## RAW DATA:
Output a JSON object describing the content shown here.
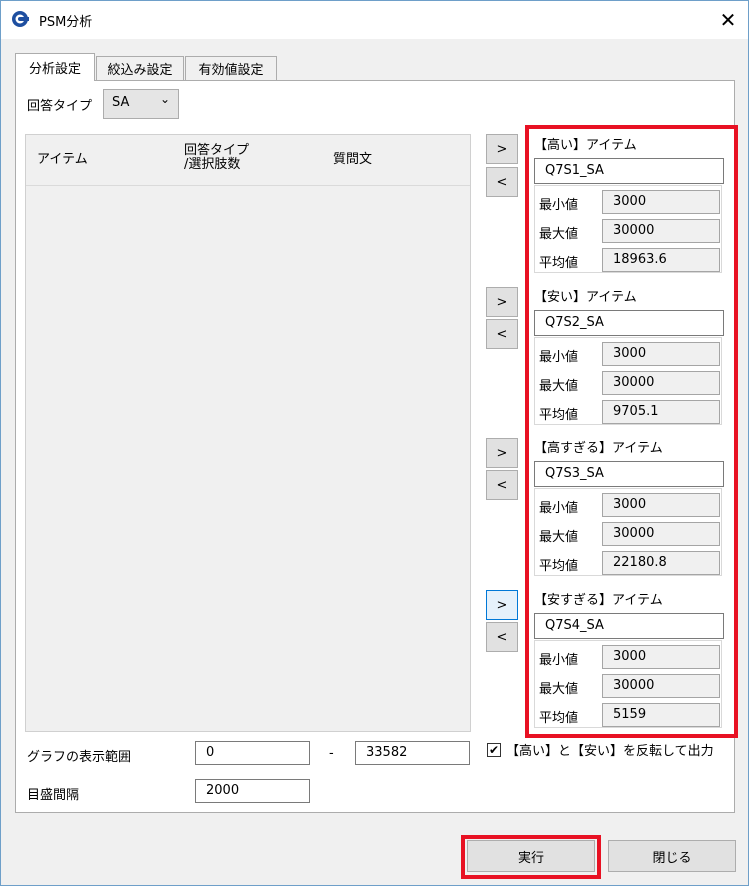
{
  "window": {
    "title": "PSM分析",
    "close_glyph": "✕"
  },
  "tabs": [
    {
      "label": "分析設定",
      "active": true
    },
    {
      "label": "絞込み設定",
      "active": false
    },
    {
      "label": "有効値設定",
      "active": false
    }
  ],
  "answer_type": {
    "label": "回答タイプ",
    "value": "SA"
  },
  "list": {
    "columns": [
      "アイテム",
      "回答タイプ\n/選択肢数",
      "質問文"
    ],
    "col1_line1": "回答タイプ",
    "col1_line2": "/選択肢数"
  },
  "move_buttons": {
    "add": ">",
    "remove": "<"
  },
  "groups": [
    {
      "title": "【高い】アイテム",
      "item": "Q7S1_SA",
      "min_label": "最小値",
      "min": "3000",
      "max_label": "最大値",
      "max": "30000",
      "avg_label": "平均値",
      "avg": "18963.6"
    },
    {
      "title": "【安い】アイテム",
      "item": "Q7S2_SA",
      "min_label": "最小値",
      "min": "3000",
      "max_label": "最大値",
      "max": "30000",
      "avg_label": "平均値",
      "avg": "9705.1"
    },
    {
      "title": "【高すぎる】アイテム",
      "item": "Q7S3_SA",
      "min_label": "最小値",
      "min": "3000",
      "max_label": "最大値",
      "max": "30000",
      "avg_label": "平均値",
      "avg": "22180.8"
    },
    {
      "title": "【安すぎる】アイテム",
      "item": "Q7S4_SA",
      "min_label": "最小値",
      "min": "3000",
      "max_label": "最大値",
      "max": "30000",
      "avg_label": "平均値",
      "avg": "5159"
    }
  ],
  "graph_range": {
    "label": "グラフの表示範囲",
    "from": "0",
    "separator": "-",
    "to": "33582"
  },
  "tick_interval": {
    "label": "目盛間隔",
    "value": "2000"
  },
  "invert_option": {
    "label": "【高い】と【安い】を反転して出力",
    "checked": true,
    "check_glyph": "✔"
  },
  "footer": {
    "run_label": "実行",
    "close_label": "閉じる"
  },
  "colors": {
    "highlight": "#e81123",
    "accent": "#0078d7",
    "icon_blue": "#1e4fa0"
  }
}
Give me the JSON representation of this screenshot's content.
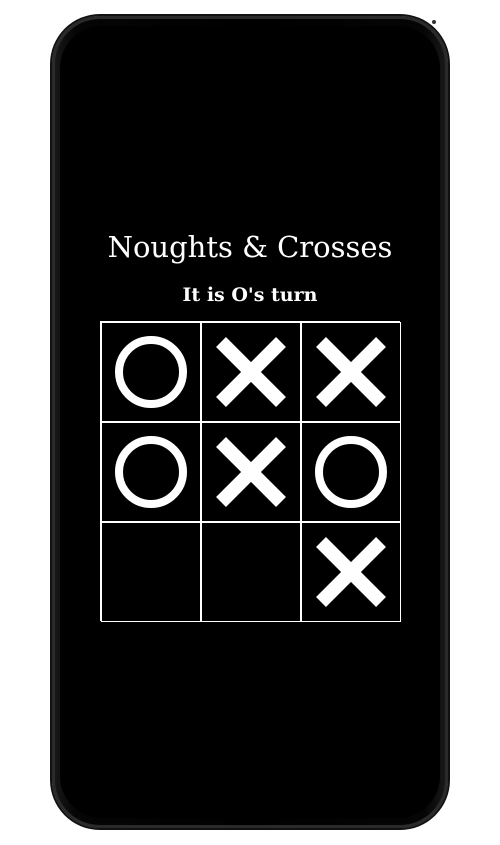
{
  "game": {
    "title": "Noughts & Crosses",
    "status": "It is O's turn",
    "board": [
      "O",
      "X",
      "X",
      "O",
      "X",
      "O",
      "",
      "",
      "X"
    ]
  },
  "colors": {
    "background": "#000000",
    "mark": "#ffffff",
    "grid": "#ffffff"
  },
  "icons": {
    "nought": "circle-icon",
    "cross": "x-icon"
  }
}
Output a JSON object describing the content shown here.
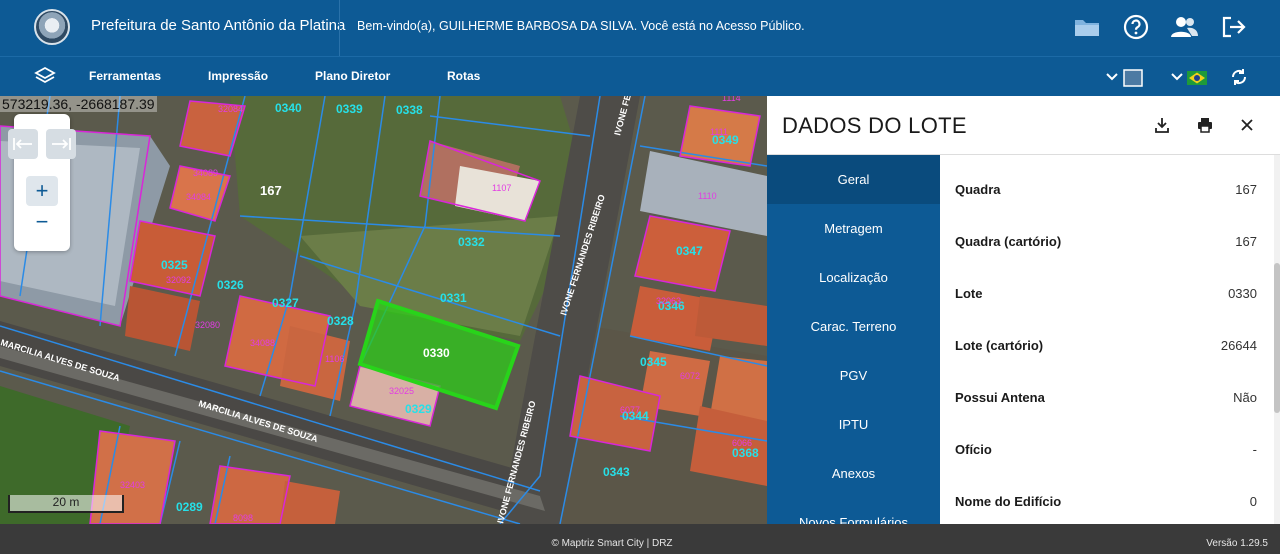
{
  "header": {
    "app_title": "Prefeitura de Santo Antônio da Platina",
    "welcome": "Bem-vindo(a), GUILHERME BARBOSA DA SILVA. Você está no Acesso Público.",
    "icons": [
      "folder-icon",
      "help-icon",
      "users-icon",
      "logout-icon"
    ]
  },
  "nav": {
    "items": [
      "Ferramentas",
      "Impressão",
      "Plano Diretor",
      "Rotas"
    ]
  },
  "map": {
    "coordinates": "573219.36, -2668187.39",
    "scale_label": "20 m",
    "zoom_in": "+",
    "zoom_out": "−",
    "street_labels": [
      "MARCILIA ALVES DE SOUZA",
      "MARCILIA ALVES DE SOUZA",
      "IVONE FERNANDES RIBEIRO",
      "IVONE FERNANDES RIBEIRO",
      "IVONE FERNANDES RIBEIRO"
    ],
    "block_label": "167",
    "lot_labels": [
      {
        "id": "0340"
      },
      {
        "id": "0339"
      },
      {
        "id": "0338"
      },
      {
        "id": "0332"
      },
      {
        "id": "0331"
      },
      {
        "id": "0330"
      },
      {
        "id": "0329"
      },
      {
        "id": "0328"
      },
      {
        "id": "0327"
      },
      {
        "id": "0326"
      },
      {
        "id": "0325"
      },
      {
        "id": "0289"
      },
      {
        "id": "0349"
      },
      {
        "id": "0347"
      },
      {
        "id": "0346"
      },
      {
        "id": "0345"
      },
      {
        "id": "0344"
      },
      {
        "id": "0343"
      },
      {
        "id": "0368"
      }
    ],
    "building_labels": [
      "32084",
      "34089",
      "34084",
      "32092",
      "32080",
      "34088",
      "1106",
      "32025",
      "1107",
      "1111",
      "1110",
      "6072",
      "6077",
      "6066",
      "32063",
      "8098",
      "32403",
      "1114"
    ]
  },
  "panel": {
    "title": "DADOS DO LOTE",
    "tabs": [
      "Geral",
      "Metragem",
      "Localização",
      "Carac. Terreno",
      "PGV",
      "IPTU",
      "Anexos",
      "Novos Formulários"
    ],
    "active_tab": "Geral",
    "fields": [
      {
        "label": "Quadra",
        "value": "167"
      },
      {
        "label": "Quadra (cartório)",
        "value": "167"
      },
      {
        "label": "Lote",
        "value": "0330"
      },
      {
        "label": "Lote (cartório)",
        "value": "26644"
      },
      {
        "label": "Possui Antena",
        "value": "Não"
      },
      {
        "label": "Ofício",
        "value": "-"
      },
      {
        "label": "Nome do Edifício",
        "value": "0"
      }
    ]
  },
  "footer": {
    "credit": "© Maptriz Smart City | DRZ",
    "version": "Versão 1.29.5"
  },
  "colors": {
    "primary": "#0d5a95",
    "selected_lot": "#2ecc1a",
    "lot_outline": "#2b8be6",
    "building_outline": "#d926d9"
  }
}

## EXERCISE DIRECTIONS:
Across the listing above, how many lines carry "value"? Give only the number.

## REPLY TO THE TASK:
9